→ **What to produce**:
Retype every entry in its entirety, without alteration.
------------
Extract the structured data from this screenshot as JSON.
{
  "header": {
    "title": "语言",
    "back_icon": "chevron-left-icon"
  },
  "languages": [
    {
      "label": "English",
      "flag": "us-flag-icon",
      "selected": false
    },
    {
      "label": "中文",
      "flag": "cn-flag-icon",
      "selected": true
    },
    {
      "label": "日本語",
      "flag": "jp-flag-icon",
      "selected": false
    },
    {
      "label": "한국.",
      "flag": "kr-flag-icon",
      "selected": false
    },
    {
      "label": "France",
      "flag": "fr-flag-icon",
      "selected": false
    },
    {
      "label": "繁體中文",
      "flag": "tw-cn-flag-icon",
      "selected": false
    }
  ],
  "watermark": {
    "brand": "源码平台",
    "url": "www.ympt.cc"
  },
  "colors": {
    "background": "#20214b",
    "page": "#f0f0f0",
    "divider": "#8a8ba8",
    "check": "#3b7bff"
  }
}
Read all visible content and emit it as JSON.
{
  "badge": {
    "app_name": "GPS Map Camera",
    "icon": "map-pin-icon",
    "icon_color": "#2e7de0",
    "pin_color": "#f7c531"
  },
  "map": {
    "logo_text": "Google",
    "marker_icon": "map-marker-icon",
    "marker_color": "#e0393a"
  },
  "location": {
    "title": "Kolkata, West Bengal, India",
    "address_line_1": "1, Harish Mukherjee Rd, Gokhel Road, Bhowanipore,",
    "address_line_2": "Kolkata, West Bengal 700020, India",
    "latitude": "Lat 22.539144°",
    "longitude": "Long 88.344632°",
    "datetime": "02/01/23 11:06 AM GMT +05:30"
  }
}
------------
→ **Answer area**:
Extract the structured data from this screenshot as JSON.
{
  "header": {
    "title": "语言",
    "back_icon": "chevron-left-icon"
  },
  "languages": [
    {
      "label": "English",
      "flag": "us-flag-icon",
      "selected": false
    },
    {
      "label": "中文",
      "flag": "cn-flag-icon",
      "selected": true
    },
    {
      "label": "日本語",
      "flag": "jp-flag-icon",
      "selected": false
    },
    {
      "label": "한국.",
      "flag": "kr-flag-icon",
      "selected": false
    },
    {
      "label": "France",
      "flag": "fr-flag-icon",
      "selected": false
    },
    {
      "label": "繁體中文",
      "flag": "tw-cn-flag-icon",
      "selected": false
    }
  ],
  "watermark": {
    "brand": "源码平台",
    "url": "www.ympt.cc"
  },
  "colors": {
    "background": "#20214b",
    "page": "#f0f0f0",
    "divider": "#8a8ba8",
    "check": "#3b7bff"
  }
}
Read all visible content and emit it as JSON.
{
  "badge": {
    "app_name": "GPS Map Camera",
    "icon": "map-pin-icon",
    "icon_color": "#2e7de0",
    "pin_color": "#f7c531"
  },
  "map": {
    "logo_text": "Google",
    "marker_icon": "map-marker-icon",
    "marker_color": "#e0393a"
  },
  "location": {
    "title": "Kolkata, West Bengal, India",
    "address_line_1": "1, Harish Mukherjee Rd, Gokhel Road, Bhowanipore,",
    "address_line_2": "Kolkata, West Bengal 700020, India",
    "latitude": "Lat 22.539144°",
    "longitude": "Long 88.344632°",
    "datetime": "02/01/23 11:06 AM GMT +05:30"
  }
}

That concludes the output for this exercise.